# EXERCISE BRIEF:
Search each line below for "Arquivo", then return the lines where it appears.

# DATA UNDER STUDY:

────────────────────────────────────────

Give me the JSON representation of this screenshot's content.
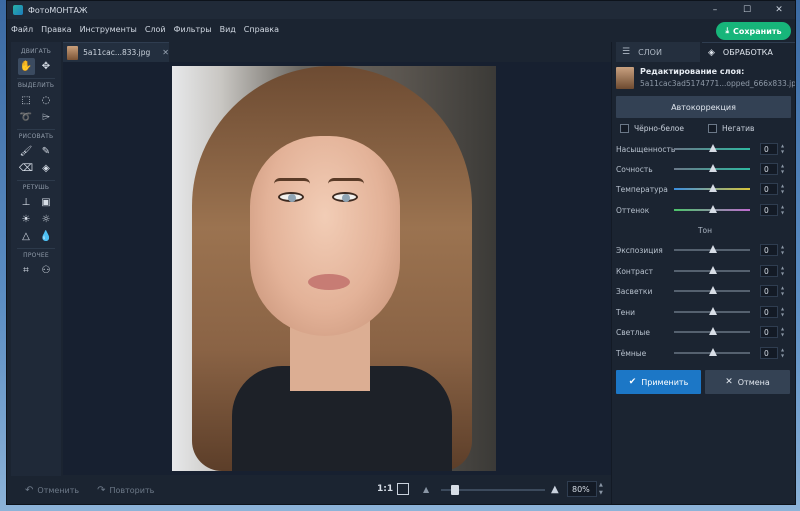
{
  "window": {
    "title": "ФотоМОНТАЖ",
    "controls": [
      "–",
      "☐",
      "✕"
    ]
  },
  "menu": [
    "Файл",
    "Правка",
    "Инструменты",
    "Слой",
    "Фильтры",
    "Вид",
    "Справка"
  ],
  "save_label": "Сохранить",
  "toolbar": {
    "move_label": "ДВИГАТЬ",
    "select_label": "ВЫДЕЛИТЬ",
    "draw_label": "РИСОВАТЬ",
    "retouch_label": "РЕТУШЬ",
    "other_label": "ПРОЧЕЕ"
  },
  "document_tab": {
    "name": "5a11cac...833.jpg",
    "close": "✕"
  },
  "bottom": {
    "undo_label": "Отменить",
    "redo_label": "Повторить",
    "ratio_label": "1:1",
    "zoom_value": "80%",
    "zoom_level": 0.1
  },
  "panel": {
    "tab_layers": "СЛОИ",
    "tab_processing": "ОБРАБОТКА",
    "layer_title": "Редактирование слоя:",
    "layer_file": "5a11cac3ad5174771...opped_666x833.jpg",
    "autocorrection": "Автокоррекция",
    "check_bw": "Чёрно-белое",
    "check_negative": "Негатив",
    "section_tone": "Тон",
    "color_sliders": [
      {
        "label": "Насыщенность",
        "value": "0"
      },
      {
        "label": "Сочность",
        "value": "0"
      },
      {
        "label": "Температура",
        "value": "0"
      },
      {
        "label": "Оттенок",
        "value": "0"
      }
    ],
    "tone_sliders": [
      {
        "label": "Экспозиция",
        "value": "0"
      },
      {
        "label": "Контраст",
        "value": "0"
      },
      {
        "label": "Засветки",
        "value": "0"
      },
      {
        "label": "Тени",
        "value": "0"
      },
      {
        "label": "Светлые",
        "value": "0"
      },
      {
        "label": "Тёмные",
        "value": "0"
      }
    ],
    "apply_label": "Применить",
    "cancel_label": "Отмена"
  },
  "colors": {
    "save_green": "#17b57a",
    "apply_blue": "#1c77c6",
    "saturation_track": "#2fb8a0",
    "temperature_track": "#d8c43a",
    "tint_track": "#c06bd0"
  }
}
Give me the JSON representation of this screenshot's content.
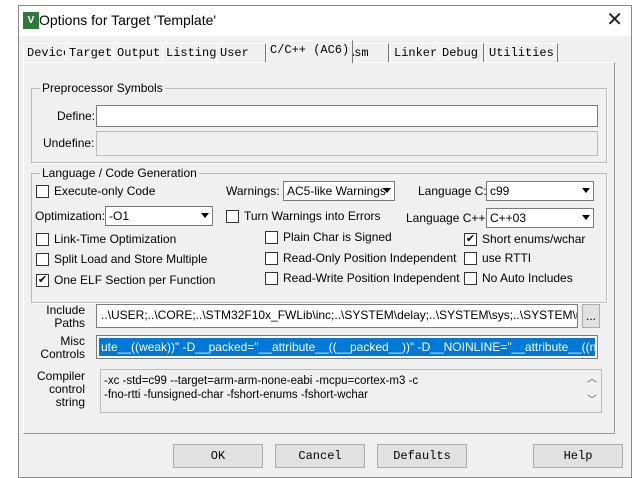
{
  "title": "Options for Target 'Template'",
  "tabs": [
    "Device",
    "Target",
    "Output",
    "Listing",
    "User",
    "C/C++ (AC6)",
    "Asm",
    "Linker",
    "Debug",
    "Utilities"
  ],
  "preprocessor": {
    "group": "Preprocessor Symbols",
    "define_label": "Define:",
    "define_value": "",
    "undefine_label": "Undefine:",
    "undefine_value": ""
  },
  "language": {
    "group": "Language / Code Generation",
    "execute_only": "Execute-only Code",
    "warnings_label": "Warnings:",
    "warnings_value": "AC5-like Warnings",
    "lang_c_label": "Language C:",
    "lang_c_value": "c99",
    "optimization_label": "Optimization:",
    "optimization_value": "-O1",
    "turn_warnings": "Turn Warnings into Errors",
    "lang_cpp_label": "Language C++:",
    "lang_cpp_value": "C++03",
    "lto": "Link-Time Optimization",
    "plain_char": "Plain Char is Signed",
    "short_enums": "Short enums/wchar",
    "split_load": "Split Load and Store Multiple",
    "ro_pi": "Read-Only Position Independent",
    "rtti": "use RTTI",
    "one_elf": "One ELF Section per Function",
    "rw_pi": "Read-Write Position Independent",
    "no_auto": "No Auto Includes",
    "checks": {
      "execute_only": false,
      "turn_warnings": false,
      "lto": false,
      "plain_char": false,
      "short_enums": true,
      "split_load": false,
      "ro_pi": false,
      "rtti": false,
      "one_elf": true,
      "rw_pi": false,
      "no_auto": false
    }
  },
  "include": {
    "label1": "Include",
    "label2": "Paths",
    "value": "..\\USER;..\\CORE;..\\STM32F10x_FWLib\\inc;..\\SYSTEM\\delay;..\\SYSTEM\\sys;..\\SYSTEM\\usart",
    "browse": "..."
  },
  "misc": {
    "label1": "Misc",
    "label2": "Controls",
    "value": "ute__((weak))\" -D__packed=\"__attribute__((__packed__))\" -D__NOINLINE=\"__attribute__((noinline))\""
  },
  "compiler": {
    "label1": "Compiler",
    "label2": "control",
    "label3": "string",
    "line1": "-xc -std=c99 --target=arm-arm-none-eabi -mcpu=cortex-m3 -c",
    "line2": "-fno-rtti -funsigned-char -fshort-enums -fshort-wchar"
  },
  "buttons": {
    "ok": "OK",
    "cancel": "Cancel",
    "defaults": "Defaults",
    "help": "Help"
  }
}
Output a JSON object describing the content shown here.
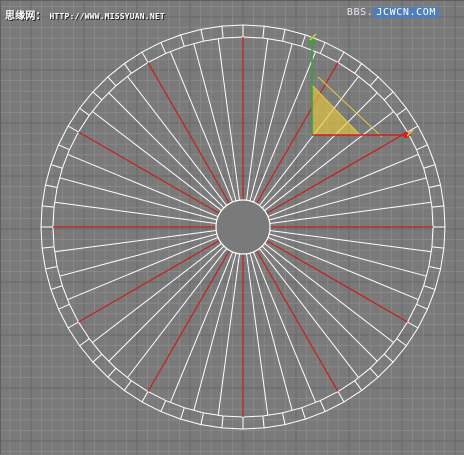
{
  "viewport": {
    "watermark_left_cn": "思缘网：",
    "watermark_left_url": "HTTP://WWW.MISSYUAN.NET",
    "watermark_right_a": "BBS.",
    "watermark_right_b": "JCWCN.COM"
  },
  "scene": {
    "wheel_outer_segments": 60,
    "spoke_count": 48,
    "red_spoke_every": 4,
    "colors": {
      "background": "#7a7a7a",
      "grid_minor": "#8b8b8b",
      "grid_major": "#686868",
      "wireframe": "#ffffff",
      "highlight_spoke": "#c81e1e",
      "gizmo_plane": "#e8c840",
      "gizmo_y_axis": "#3aa33a",
      "gizmo_x_axis": "#d02020"
    }
  }
}
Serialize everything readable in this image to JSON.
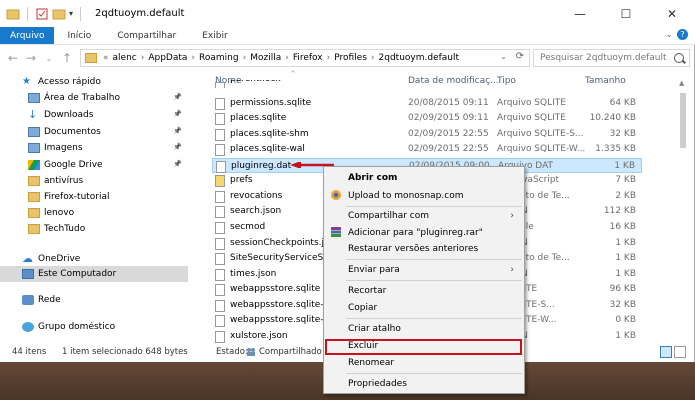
{
  "window": {
    "title": "2qdtuoym.default",
    "controls": {
      "minimize": "—",
      "maximize": "☐",
      "close": "✕"
    }
  },
  "ribbon": {
    "tabs": [
      "Arquivo",
      "Início",
      "Compartilhar",
      "Exibir"
    ]
  },
  "address": {
    "prefix": "«",
    "crumbs": [
      "alenc",
      "AppData",
      "Roaming",
      "Mozilla",
      "Firefox",
      "Profiles",
      "2qdtuoym.default"
    ],
    "search_placeholder": "Pesquisar 2qdtuoym.default"
  },
  "sidebar": {
    "items": [
      {
        "label": "Acesso rápido",
        "icon": "star-icon",
        "pinned": false
      },
      {
        "label": "Área de Trabalho",
        "icon": "desktop-icon",
        "pinned": true
      },
      {
        "label": "Downloads",
        "icon": "download-icon",
        "pinned": true
      },
      {
        "label": "Documentos",
        "icon": "documents-icon",
        "pinned": true
      },
      {
        "label": "Imagens",
        "icon": "pictures-icon",
        "pinned": true
      },
      {
        "label": "Google Drive",
        "icon": "google-drive-icon",
        "pinned": true
      },
      {
        "label": "antivírus",
        "icon": "folder-icon",
        "pinned": false
      },
      {
        "label": "Firefox-tutorial",
        "icon": "folder-icon",
        "pinned": false
      },
      {
        "label": "lenovo",
        "icon": "folder-icon",
        "pinned": false
      },
      {
        "label": "TechTudo",
        "icon": "folder-icon",
        "pinned": false
      },
      {
        "label": "OneDrive",
        "icon": "cloud-icon",
        "pinned": false
      },
      {
        "label": "Este Computador",
        "icon": "computer-icon",
        "pinned": false
      },
      {
        "label": "Rede",
        "icon": "network-icon",
        "pinned": false
      },
      {
        "label": "Grupo doméstico",
        "icon": "homegroup-icon",
        "pinned": false
      }
    ]
  },
  "columns": {
    "name": "Nome",
    "date": "Data de modificaç...",
    "type": "Tipo",
    "size": "Tamanho"
  },
  "files": [
    {
      "name": "parent.lock",
      "date": "",
      "type": "",
      "size": ""
    },
    {
      "name": "permissions.sqlite",
      "date": "20/08/2015 09:11",
      "type": "Arquivo SQLITE",
      "size": "64 KB"
    },
    {
      "name": "places.sqlite",
      "date": "02/09/2015 09:11",
      "type": "Arquivo SQLITE",
      "size": "10.240 KB"
    },
    {
      "name": "places.sqlite-shm",
      "date": "02/09/2015 22:55",
      "type": "Arquivo SQLITE-S...",
      "size": "32 KB"
    },
    {
      "name": "places.sqlite-wal",
      "date": "02/09/2015 22:55",
      "type": "Arquivo SQLITE-W...",
      "size": "1.335 KB"
    },
    {
      "name": "pluginreg.dat",
      "date": "02/09/2015 09:00",
      "type": "Arquivo DAT",
      "size": "1 KB"
    },
    {
      "name": "prefs",
      "date": "",
      "type": "...o JavaScript",
      "size": "7 KB"
    },
    {
      "name": "revocations",
      "date": "",
      "type": "...mento de Te...",
      "size": "2 KB"
    },
    {
      "name": "search.json",
      "date": "",
      "type": "...JSON",
      "size": "112 KB"
    },
    {
      "name": "secmod",
      "date": "",
      "type": "...se File",
      "size": "16 KB"
    },
    {
      "name": "sessionCheckpoints.json",
      "date": "",
      "type": "...JSON",
      "size": "1 KB"
    },
    {
      "name": "SiteSecurityServiceState",
      "date": "",
      "type": "...mento de Te...",
      "size": "1 KB"
    },
    {
      "name": "times.json",
      "date": "",
      "type": "...JSON",
      "size": "1 KB"
    },
    {
      "name": "webappsstore.sqlite",
      "date": "",
      "type": "...SQLITE",
      "size": "96 KB"
    },
    {
      "name": "webappsstore.sqlite-shm",
      "date": "",
      "type": "...SQLITE-S...",
      "size": "32 KB"
    },
    {
      "name": "webappsstore.sqlite-wal",
      "date": "",
      "type": "...SQLITE-W...",
      "size": "0 KB"
    },
    {
      "name": "xulstore.json",
      "date": "",
      "type": "...JSON",
      "size": "1 KB"
    }
  ],
  "status": {
    "count": "44 itens",
    "selected": "1 item selecionado  648 bytes",
    "state_label": "Estado:",
    "state_value": "Compartilhado"
  },
  "context_menu": {
    "items": [
      "Abrir com",
      "Upload to monosnap.com",
      "Compartilhar com",
      "Adicionar para \"pluginreg.rar\"",
      "Restaurar versões anteriores",
      "Enviar para",
      "Recortar",
      "Copiar",
      "Criar atalho",
      "Excluir",
      "Renomear",
      "Propriedades"
    ]
  },
  "colors": {
    "accent": "#1979ca",
    "selection": "#cce8ff",
    "highlight": "#c8131f"
  }
}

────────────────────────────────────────

# RESPONSE BOX:
      "Arquivo",
      "type": "Arquivo SQLITE",
      "type": "Arquivo SQLITE",
      "type": "Arquivo SQLITE-S...",
      "type": "Arquivo SQLITE-W...",
      "type": "Arquivo DAT",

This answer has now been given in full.